▶ **Supplied data**
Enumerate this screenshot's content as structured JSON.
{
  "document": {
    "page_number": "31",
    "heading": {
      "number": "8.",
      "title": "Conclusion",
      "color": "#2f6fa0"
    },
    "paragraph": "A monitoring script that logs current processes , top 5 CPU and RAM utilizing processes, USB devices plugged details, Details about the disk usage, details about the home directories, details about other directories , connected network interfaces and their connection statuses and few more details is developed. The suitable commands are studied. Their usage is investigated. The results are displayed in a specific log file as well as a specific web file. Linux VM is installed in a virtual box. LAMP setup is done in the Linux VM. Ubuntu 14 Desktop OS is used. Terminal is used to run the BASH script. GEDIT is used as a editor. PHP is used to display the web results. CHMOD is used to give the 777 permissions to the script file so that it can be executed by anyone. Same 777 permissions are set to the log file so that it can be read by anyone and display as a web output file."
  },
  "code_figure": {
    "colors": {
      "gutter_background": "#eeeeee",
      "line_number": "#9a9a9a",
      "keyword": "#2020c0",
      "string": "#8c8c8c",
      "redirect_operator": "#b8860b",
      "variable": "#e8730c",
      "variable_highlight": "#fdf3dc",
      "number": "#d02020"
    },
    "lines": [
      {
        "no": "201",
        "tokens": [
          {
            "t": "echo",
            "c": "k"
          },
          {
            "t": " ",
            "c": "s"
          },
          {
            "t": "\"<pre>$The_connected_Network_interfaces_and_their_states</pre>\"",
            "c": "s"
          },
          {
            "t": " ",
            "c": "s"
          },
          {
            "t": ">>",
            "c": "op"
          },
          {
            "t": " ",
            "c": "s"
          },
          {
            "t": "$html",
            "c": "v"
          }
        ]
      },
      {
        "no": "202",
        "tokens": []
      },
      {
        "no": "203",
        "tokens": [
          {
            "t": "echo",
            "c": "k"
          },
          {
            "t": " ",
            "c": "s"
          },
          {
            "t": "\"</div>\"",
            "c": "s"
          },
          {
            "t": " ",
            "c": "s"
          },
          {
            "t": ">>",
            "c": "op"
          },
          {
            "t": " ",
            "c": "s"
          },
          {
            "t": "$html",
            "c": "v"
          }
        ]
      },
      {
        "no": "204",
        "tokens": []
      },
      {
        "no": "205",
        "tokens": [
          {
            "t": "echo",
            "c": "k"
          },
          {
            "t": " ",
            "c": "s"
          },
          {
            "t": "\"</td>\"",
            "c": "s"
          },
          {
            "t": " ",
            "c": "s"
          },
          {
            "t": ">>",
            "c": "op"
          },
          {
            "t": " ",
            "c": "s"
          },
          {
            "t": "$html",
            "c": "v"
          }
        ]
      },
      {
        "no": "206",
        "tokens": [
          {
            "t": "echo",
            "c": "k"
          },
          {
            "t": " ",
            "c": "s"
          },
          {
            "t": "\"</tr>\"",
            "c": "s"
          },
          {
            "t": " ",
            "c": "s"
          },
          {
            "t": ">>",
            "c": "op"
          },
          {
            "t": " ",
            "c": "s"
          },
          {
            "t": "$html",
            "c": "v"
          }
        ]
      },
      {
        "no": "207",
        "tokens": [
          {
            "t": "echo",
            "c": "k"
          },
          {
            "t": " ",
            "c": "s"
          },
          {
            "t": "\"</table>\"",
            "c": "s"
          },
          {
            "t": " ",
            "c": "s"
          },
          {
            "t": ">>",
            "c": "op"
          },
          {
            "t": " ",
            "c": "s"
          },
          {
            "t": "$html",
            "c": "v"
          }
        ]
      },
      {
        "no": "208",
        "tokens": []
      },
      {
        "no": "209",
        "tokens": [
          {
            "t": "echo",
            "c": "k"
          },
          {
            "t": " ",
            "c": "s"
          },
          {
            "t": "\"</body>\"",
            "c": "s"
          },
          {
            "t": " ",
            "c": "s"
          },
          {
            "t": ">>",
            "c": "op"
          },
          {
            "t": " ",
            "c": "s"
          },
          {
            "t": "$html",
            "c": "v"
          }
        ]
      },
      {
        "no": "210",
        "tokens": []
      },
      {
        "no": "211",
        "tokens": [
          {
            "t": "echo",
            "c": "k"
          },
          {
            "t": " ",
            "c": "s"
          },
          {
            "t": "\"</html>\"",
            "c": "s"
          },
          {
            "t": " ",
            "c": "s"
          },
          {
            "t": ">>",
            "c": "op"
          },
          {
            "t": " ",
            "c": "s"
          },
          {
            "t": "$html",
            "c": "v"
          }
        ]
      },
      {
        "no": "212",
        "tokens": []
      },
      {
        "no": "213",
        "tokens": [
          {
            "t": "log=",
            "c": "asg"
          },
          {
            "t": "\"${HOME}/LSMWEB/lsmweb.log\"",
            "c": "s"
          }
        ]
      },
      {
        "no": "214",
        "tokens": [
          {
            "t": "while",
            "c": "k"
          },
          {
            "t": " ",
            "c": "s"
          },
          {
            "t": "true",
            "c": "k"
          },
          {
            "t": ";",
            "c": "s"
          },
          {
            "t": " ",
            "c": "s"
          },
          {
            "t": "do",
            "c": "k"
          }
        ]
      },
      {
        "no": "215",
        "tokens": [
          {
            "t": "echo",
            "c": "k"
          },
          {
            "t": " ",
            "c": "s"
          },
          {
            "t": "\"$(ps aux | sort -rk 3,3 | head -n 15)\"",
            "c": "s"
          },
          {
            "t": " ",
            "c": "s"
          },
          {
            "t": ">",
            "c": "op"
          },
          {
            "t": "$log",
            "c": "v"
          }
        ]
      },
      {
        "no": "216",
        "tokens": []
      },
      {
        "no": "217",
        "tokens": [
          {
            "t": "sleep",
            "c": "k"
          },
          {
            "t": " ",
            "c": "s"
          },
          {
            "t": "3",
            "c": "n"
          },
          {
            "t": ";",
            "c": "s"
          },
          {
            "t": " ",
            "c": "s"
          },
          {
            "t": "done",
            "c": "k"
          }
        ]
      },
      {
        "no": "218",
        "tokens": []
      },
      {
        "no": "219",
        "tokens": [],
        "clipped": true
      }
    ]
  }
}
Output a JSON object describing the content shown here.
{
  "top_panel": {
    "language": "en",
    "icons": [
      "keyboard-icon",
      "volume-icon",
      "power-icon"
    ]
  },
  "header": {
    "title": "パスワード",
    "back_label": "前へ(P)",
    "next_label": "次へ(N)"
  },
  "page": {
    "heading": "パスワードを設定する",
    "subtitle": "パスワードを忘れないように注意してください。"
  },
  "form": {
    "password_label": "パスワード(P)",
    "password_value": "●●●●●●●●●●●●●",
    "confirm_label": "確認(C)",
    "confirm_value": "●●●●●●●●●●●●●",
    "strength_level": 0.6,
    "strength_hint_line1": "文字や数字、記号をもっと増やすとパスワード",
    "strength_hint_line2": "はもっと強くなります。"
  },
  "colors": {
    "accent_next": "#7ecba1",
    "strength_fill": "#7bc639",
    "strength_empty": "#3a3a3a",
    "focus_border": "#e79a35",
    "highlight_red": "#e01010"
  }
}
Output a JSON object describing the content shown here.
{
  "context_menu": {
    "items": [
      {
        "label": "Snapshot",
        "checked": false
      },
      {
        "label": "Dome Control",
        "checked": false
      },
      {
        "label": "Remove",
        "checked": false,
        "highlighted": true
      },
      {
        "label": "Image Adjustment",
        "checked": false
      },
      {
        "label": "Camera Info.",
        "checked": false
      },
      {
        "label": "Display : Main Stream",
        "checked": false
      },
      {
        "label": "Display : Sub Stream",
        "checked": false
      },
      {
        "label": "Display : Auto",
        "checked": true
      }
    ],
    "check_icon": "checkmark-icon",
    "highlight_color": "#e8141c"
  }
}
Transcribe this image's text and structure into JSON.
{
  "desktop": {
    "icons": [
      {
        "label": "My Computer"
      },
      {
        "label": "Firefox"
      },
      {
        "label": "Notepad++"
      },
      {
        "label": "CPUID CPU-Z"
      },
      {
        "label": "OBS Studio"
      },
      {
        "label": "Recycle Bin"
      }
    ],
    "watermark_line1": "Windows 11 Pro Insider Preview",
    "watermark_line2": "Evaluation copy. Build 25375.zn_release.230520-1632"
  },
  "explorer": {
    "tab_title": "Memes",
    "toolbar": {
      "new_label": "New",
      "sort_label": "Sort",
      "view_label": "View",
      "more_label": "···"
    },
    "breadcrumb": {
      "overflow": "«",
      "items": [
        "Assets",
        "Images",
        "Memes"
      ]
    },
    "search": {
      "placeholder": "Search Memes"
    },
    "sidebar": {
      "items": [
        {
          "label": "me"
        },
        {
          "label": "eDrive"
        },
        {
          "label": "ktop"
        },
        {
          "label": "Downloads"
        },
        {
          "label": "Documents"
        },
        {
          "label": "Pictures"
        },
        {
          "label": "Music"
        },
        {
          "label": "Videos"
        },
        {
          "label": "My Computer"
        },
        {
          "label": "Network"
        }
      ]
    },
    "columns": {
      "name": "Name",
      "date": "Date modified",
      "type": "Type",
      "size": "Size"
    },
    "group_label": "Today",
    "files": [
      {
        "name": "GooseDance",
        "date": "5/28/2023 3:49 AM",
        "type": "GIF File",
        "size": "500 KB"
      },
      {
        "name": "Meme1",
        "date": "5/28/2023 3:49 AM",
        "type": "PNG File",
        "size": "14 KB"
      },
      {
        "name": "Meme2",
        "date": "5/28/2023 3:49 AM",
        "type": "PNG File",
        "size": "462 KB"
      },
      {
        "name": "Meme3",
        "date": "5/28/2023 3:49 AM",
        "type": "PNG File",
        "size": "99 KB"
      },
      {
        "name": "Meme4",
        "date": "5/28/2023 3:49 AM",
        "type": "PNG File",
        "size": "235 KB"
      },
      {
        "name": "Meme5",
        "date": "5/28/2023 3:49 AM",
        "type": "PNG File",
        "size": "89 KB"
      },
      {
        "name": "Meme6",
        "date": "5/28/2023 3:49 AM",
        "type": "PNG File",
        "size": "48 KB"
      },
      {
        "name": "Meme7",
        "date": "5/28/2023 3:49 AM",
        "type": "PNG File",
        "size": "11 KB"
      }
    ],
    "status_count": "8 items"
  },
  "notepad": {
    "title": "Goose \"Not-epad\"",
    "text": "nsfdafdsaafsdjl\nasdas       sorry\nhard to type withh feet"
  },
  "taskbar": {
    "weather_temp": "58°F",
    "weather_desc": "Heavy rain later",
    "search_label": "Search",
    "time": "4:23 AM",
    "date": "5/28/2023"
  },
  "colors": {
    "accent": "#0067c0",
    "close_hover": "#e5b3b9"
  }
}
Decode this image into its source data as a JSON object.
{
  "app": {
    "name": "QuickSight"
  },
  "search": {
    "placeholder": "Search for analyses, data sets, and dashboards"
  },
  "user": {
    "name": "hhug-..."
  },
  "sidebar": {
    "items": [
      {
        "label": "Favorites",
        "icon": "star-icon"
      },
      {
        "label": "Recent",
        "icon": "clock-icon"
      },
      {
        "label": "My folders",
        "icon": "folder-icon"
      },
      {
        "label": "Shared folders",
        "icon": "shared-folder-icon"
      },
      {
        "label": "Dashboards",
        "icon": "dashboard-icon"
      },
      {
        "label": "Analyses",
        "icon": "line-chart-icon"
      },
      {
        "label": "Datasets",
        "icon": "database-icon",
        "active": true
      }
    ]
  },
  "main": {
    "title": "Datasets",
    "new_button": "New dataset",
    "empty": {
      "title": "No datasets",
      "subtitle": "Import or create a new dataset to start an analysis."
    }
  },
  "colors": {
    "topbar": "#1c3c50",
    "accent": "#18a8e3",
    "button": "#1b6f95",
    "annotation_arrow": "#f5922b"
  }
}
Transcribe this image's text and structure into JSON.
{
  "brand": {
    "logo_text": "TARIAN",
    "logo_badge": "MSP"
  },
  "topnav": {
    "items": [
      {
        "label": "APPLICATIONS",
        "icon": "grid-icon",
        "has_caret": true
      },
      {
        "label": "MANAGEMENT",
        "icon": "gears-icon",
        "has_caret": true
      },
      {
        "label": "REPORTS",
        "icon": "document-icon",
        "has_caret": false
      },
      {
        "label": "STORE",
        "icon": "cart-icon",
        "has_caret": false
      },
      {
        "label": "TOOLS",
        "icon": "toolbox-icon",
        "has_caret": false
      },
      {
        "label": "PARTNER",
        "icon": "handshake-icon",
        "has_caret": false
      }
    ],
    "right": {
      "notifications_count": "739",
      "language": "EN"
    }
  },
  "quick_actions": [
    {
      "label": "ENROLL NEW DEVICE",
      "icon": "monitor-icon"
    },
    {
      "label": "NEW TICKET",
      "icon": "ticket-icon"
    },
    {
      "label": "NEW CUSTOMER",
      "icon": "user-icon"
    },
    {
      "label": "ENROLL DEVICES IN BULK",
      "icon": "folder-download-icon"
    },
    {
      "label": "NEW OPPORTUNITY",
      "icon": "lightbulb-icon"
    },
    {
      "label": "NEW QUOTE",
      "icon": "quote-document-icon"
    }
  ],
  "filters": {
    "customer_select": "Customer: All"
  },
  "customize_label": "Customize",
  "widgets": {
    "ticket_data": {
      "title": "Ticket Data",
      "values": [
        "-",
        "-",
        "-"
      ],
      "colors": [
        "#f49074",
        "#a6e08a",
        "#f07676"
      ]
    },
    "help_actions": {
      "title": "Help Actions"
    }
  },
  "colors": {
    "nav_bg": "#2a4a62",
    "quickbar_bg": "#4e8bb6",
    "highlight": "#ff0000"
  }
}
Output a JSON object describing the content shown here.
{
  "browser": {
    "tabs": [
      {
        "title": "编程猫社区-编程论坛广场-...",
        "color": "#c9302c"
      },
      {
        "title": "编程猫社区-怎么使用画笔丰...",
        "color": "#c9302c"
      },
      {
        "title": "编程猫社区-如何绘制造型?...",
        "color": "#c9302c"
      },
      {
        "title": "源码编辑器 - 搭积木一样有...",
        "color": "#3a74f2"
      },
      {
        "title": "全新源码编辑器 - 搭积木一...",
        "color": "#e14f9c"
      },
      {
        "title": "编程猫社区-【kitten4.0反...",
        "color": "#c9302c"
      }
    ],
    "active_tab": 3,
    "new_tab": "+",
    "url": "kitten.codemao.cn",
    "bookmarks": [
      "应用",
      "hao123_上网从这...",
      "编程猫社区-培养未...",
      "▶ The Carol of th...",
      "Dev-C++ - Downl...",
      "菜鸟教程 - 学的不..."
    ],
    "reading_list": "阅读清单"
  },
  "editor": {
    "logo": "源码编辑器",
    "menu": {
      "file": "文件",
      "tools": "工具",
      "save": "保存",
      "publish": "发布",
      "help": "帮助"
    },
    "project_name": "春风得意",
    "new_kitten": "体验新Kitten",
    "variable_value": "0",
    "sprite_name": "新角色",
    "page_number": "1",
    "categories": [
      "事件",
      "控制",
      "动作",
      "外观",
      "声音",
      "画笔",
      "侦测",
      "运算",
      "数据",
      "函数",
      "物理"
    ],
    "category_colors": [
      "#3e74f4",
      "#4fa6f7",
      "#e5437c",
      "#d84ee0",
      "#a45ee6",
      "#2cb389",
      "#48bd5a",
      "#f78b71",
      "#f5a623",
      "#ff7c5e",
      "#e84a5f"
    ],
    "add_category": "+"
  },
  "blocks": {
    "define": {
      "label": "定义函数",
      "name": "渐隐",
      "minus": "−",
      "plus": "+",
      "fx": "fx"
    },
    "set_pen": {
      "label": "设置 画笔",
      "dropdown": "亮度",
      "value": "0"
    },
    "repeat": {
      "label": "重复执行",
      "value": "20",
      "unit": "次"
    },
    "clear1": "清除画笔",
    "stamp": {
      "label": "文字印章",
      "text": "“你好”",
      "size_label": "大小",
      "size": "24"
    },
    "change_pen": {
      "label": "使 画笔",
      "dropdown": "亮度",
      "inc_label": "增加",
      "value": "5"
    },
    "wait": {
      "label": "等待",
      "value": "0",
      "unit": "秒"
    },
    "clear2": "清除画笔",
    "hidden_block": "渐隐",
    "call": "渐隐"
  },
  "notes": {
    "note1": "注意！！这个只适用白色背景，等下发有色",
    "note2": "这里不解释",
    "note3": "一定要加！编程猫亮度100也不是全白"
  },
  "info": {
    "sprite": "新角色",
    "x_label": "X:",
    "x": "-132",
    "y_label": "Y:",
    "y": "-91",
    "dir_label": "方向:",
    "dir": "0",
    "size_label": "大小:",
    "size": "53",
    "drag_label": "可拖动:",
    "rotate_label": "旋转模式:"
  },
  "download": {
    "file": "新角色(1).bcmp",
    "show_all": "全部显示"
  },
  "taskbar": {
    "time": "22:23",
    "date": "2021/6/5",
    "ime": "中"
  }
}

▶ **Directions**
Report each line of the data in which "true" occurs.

▶ **Completed exercise**
            "t": "true",
        "clipped": true
        "highlighted": true
        "checked": true
        "active": true
        "has_caret": true
        "has_caret": true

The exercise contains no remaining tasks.